What you have to do:
Copy each line of the following material that has the string "paper".

Data listing:
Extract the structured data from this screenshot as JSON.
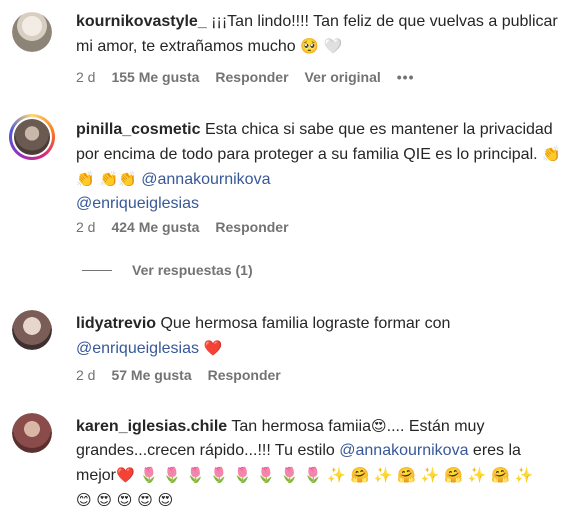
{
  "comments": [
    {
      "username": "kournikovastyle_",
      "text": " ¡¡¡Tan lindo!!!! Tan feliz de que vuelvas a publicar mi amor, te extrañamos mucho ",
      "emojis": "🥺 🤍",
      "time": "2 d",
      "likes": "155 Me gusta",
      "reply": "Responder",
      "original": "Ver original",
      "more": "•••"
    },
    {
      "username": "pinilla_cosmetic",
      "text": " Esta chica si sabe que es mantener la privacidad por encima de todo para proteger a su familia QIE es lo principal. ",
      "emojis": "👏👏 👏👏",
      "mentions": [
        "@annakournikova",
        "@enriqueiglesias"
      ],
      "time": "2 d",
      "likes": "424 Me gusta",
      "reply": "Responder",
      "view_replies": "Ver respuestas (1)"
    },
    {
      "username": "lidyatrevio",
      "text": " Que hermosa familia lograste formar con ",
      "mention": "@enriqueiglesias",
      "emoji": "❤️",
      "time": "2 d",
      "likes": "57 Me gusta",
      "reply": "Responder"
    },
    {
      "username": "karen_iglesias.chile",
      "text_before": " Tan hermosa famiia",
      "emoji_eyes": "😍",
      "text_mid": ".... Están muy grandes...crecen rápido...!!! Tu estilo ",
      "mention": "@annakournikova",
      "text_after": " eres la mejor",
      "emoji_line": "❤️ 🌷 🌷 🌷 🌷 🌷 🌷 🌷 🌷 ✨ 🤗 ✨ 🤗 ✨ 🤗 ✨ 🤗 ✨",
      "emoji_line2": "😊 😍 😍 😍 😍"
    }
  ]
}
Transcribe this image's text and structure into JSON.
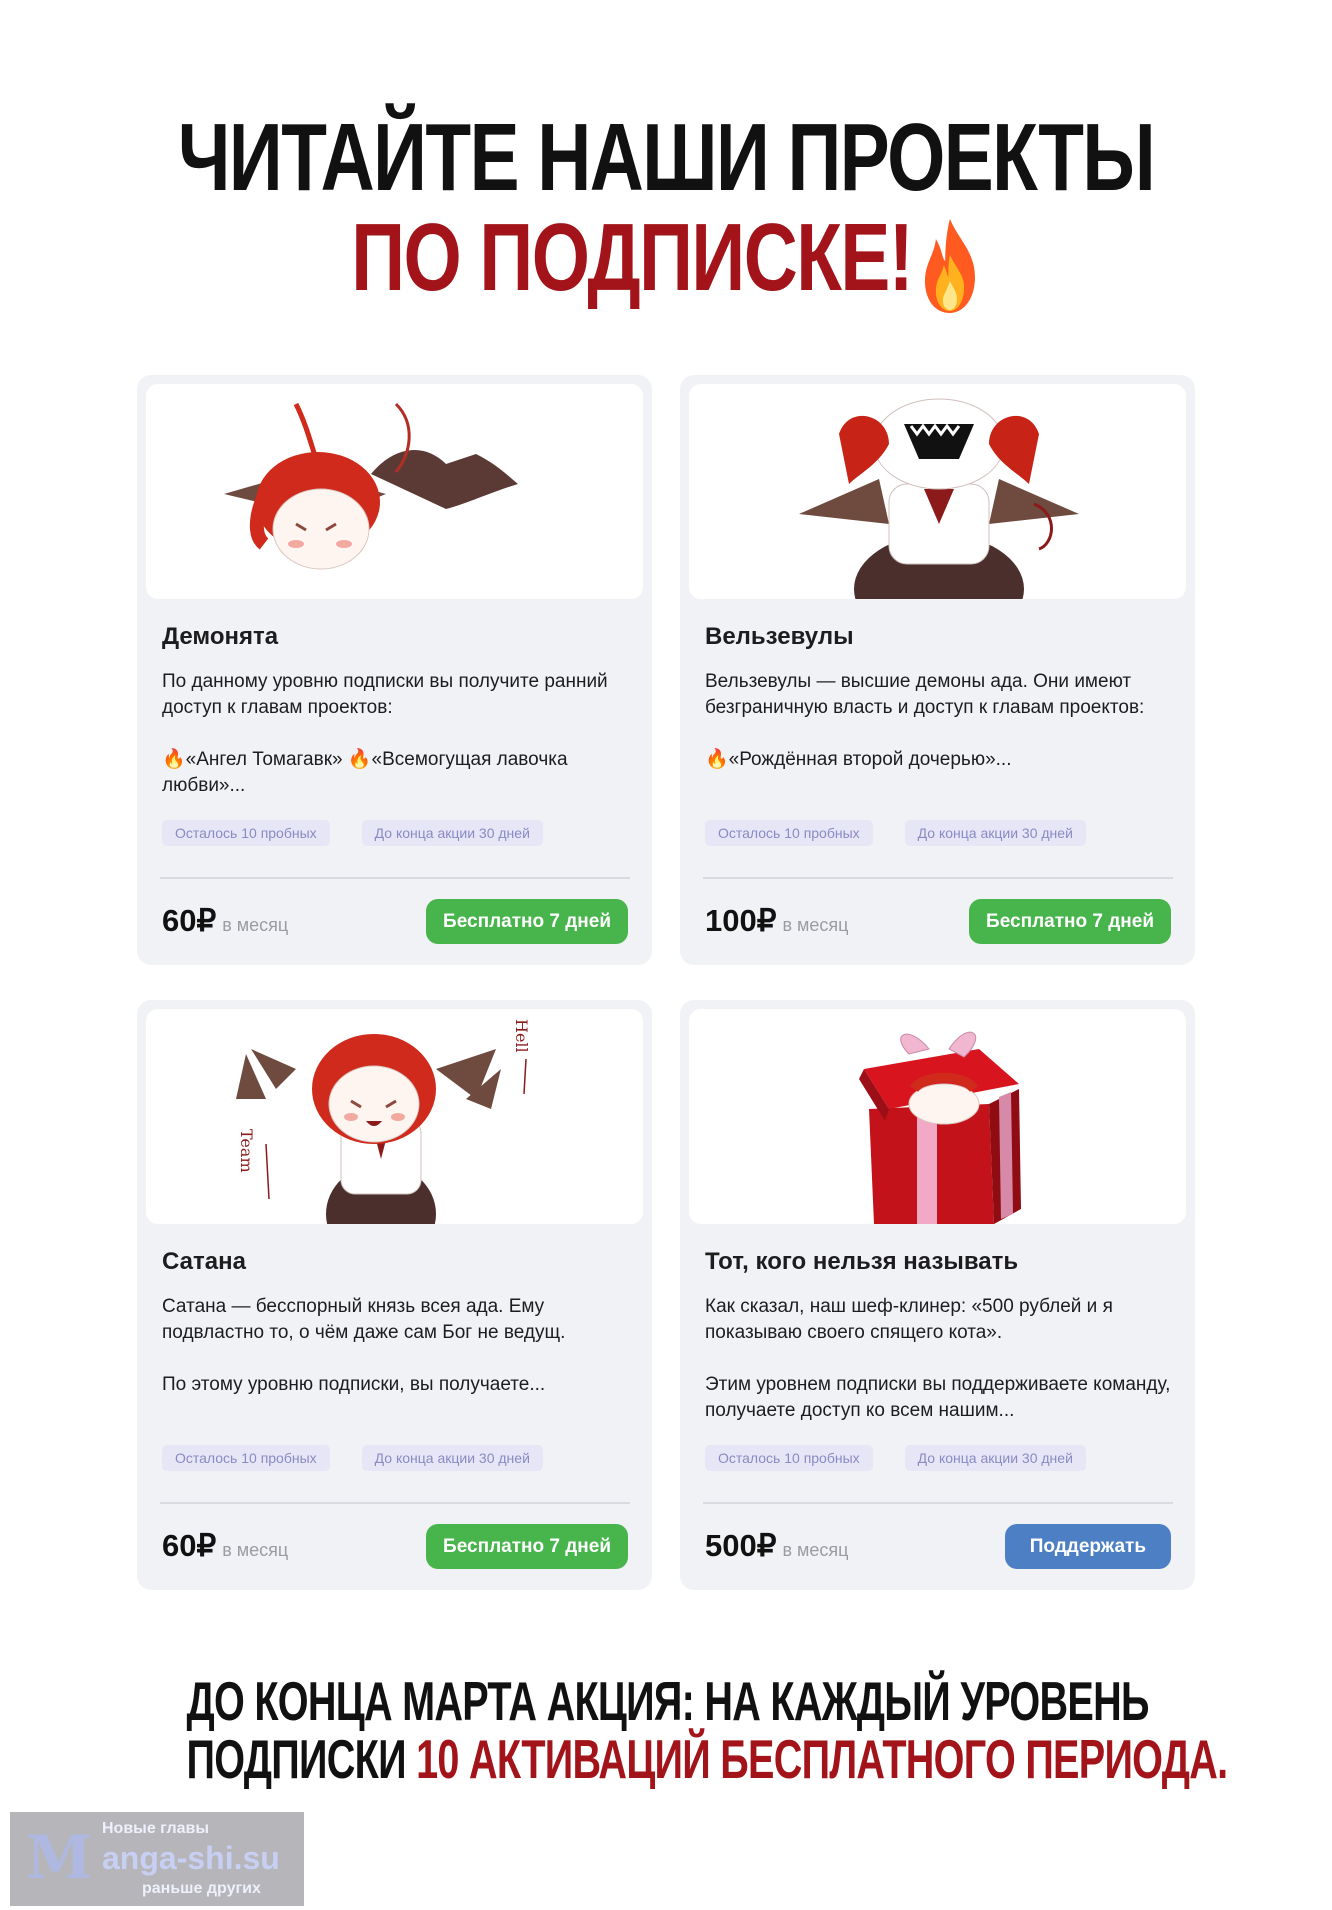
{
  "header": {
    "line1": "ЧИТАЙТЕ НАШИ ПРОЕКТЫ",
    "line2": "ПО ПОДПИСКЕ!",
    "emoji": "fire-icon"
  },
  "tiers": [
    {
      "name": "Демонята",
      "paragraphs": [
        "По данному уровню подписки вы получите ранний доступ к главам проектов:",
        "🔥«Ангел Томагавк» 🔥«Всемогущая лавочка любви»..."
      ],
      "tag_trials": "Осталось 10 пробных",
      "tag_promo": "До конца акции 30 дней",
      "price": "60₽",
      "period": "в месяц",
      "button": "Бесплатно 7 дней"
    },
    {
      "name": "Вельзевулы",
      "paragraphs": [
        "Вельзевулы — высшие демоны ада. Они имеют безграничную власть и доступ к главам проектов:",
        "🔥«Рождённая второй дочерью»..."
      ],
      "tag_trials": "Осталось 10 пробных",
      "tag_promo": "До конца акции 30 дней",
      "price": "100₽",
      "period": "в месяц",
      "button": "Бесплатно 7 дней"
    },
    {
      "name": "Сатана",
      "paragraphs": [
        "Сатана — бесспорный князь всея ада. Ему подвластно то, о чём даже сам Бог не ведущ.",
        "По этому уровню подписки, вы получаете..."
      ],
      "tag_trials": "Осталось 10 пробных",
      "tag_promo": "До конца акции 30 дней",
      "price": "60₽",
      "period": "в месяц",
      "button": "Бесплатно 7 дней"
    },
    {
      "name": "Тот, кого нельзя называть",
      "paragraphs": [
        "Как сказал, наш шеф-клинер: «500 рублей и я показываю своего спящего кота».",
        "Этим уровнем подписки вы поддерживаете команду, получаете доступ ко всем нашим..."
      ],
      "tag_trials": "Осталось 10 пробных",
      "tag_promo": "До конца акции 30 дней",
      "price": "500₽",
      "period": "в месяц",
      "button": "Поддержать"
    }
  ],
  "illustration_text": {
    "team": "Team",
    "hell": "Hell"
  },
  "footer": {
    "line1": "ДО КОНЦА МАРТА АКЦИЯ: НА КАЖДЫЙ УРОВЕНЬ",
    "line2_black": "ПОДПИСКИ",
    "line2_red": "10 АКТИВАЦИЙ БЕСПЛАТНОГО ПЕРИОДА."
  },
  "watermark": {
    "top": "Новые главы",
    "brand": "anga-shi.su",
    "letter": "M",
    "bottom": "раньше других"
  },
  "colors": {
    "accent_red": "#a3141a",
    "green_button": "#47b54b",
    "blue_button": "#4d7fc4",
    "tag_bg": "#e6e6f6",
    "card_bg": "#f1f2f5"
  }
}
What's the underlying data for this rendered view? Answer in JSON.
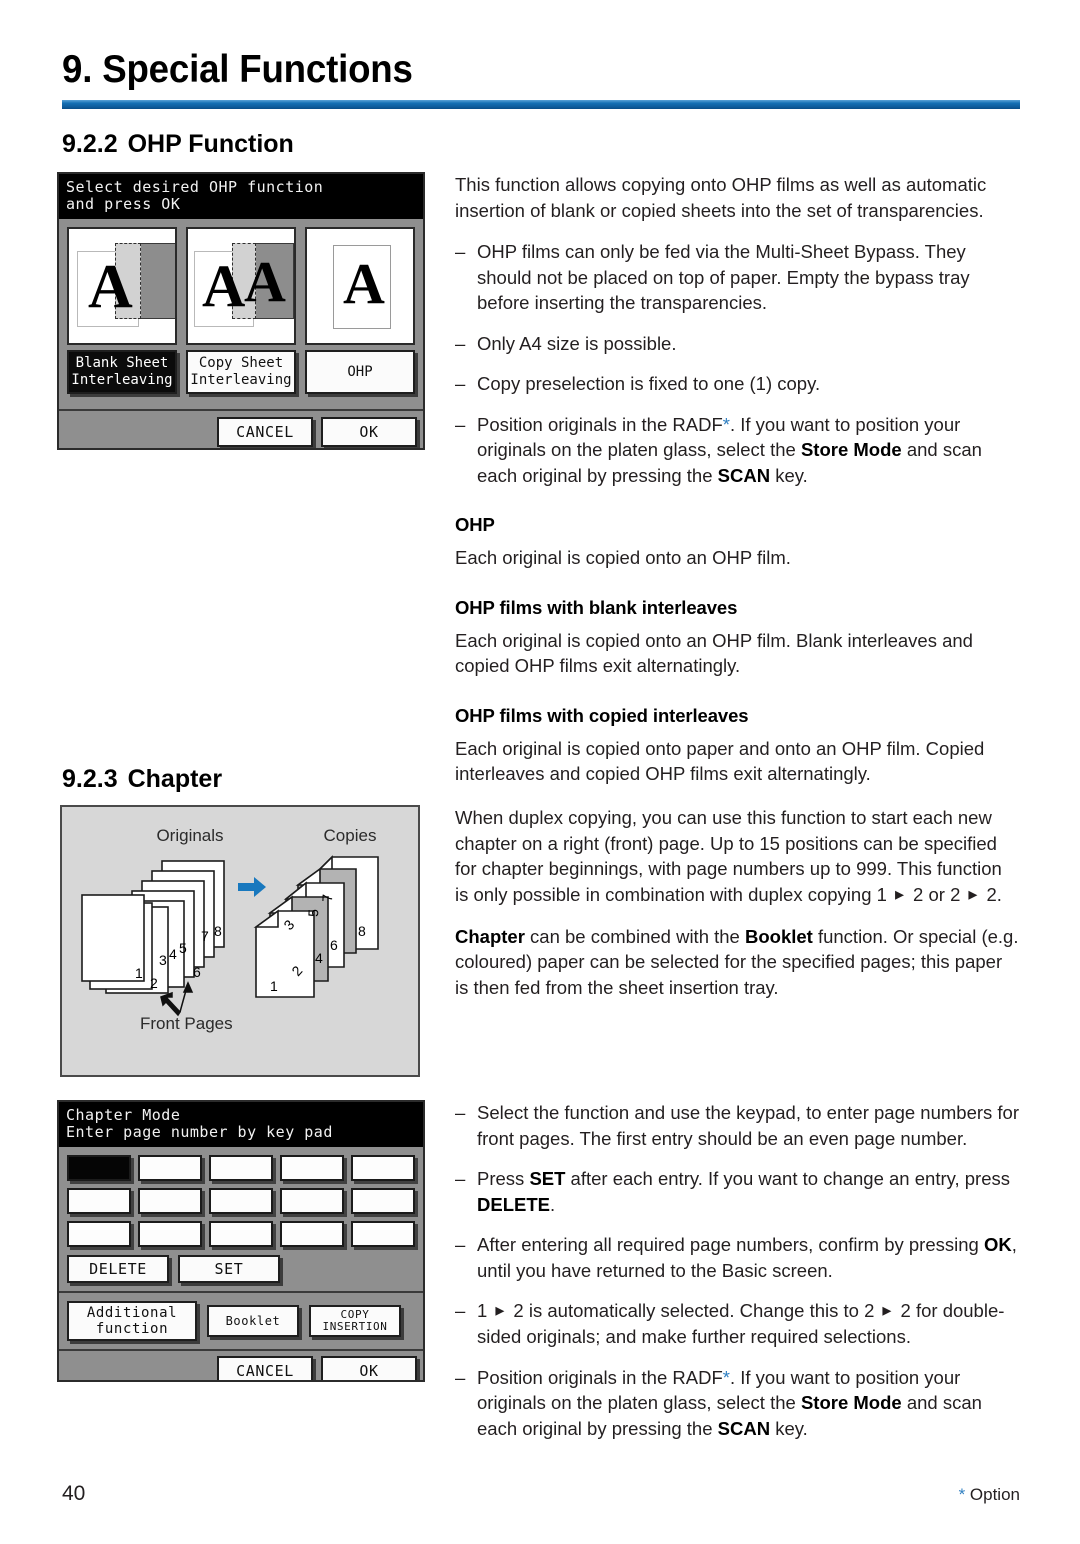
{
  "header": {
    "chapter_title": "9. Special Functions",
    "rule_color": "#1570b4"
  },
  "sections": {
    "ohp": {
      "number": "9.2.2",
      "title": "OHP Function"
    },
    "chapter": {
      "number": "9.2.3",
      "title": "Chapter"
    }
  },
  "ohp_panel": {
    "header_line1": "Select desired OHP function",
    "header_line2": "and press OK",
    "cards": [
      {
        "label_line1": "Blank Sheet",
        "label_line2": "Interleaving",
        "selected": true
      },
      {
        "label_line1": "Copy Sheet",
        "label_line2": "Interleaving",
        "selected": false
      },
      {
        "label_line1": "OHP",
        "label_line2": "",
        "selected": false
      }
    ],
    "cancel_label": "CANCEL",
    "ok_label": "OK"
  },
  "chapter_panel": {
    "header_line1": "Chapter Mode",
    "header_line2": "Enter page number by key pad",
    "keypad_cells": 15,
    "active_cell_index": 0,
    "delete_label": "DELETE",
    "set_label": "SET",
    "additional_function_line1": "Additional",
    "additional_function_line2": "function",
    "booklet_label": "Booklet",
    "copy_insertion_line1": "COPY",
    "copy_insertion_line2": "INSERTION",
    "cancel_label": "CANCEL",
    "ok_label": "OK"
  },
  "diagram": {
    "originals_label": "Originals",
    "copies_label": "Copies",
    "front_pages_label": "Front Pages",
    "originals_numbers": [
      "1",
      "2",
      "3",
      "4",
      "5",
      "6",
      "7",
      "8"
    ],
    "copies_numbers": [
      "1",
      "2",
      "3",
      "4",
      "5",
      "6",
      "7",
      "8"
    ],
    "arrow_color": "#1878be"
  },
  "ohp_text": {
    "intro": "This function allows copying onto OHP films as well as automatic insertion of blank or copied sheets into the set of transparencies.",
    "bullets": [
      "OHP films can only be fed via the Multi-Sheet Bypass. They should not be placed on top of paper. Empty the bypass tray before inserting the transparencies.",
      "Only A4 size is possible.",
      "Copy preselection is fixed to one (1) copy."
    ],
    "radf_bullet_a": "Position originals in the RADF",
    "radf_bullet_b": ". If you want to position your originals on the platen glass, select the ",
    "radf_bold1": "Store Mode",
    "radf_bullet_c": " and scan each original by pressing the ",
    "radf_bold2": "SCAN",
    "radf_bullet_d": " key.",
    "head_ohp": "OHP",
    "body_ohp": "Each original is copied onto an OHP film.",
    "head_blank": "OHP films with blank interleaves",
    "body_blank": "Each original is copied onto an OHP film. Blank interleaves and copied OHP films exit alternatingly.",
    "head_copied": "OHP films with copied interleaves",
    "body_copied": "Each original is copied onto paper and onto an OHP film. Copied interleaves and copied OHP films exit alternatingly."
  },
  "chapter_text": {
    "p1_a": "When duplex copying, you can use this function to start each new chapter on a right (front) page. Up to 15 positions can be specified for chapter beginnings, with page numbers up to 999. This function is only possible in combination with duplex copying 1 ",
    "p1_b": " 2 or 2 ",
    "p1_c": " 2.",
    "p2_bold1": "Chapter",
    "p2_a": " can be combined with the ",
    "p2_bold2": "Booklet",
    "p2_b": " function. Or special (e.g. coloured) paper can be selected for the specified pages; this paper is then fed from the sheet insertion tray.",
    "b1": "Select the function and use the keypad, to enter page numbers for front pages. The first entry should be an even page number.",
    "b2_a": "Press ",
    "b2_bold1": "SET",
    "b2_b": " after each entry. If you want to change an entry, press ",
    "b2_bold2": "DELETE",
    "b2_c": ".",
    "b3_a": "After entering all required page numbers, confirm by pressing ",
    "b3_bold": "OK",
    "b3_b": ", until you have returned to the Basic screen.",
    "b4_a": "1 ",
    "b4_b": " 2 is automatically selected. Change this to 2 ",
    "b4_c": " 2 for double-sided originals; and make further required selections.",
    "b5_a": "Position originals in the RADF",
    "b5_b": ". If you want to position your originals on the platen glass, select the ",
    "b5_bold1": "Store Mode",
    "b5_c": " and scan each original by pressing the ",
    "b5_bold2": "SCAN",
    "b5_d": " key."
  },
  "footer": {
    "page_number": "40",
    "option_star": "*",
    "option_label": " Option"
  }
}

Exercise output:
      "OHP films can only be fed via the Multi-Sheet Bypass. They should not be placed on top of paper. Empty the bypass tray before inserting the transparencies.",
    "body_copied": "Each original is copied onto paper and onto an OHP film. Copied interleaves and copied OHP films exit alternatingly."
    "p2_b": " function. Or special (e.g. coloured) paper can be selected for the specified pages; this paper is then fed from the sheet insertion tray.",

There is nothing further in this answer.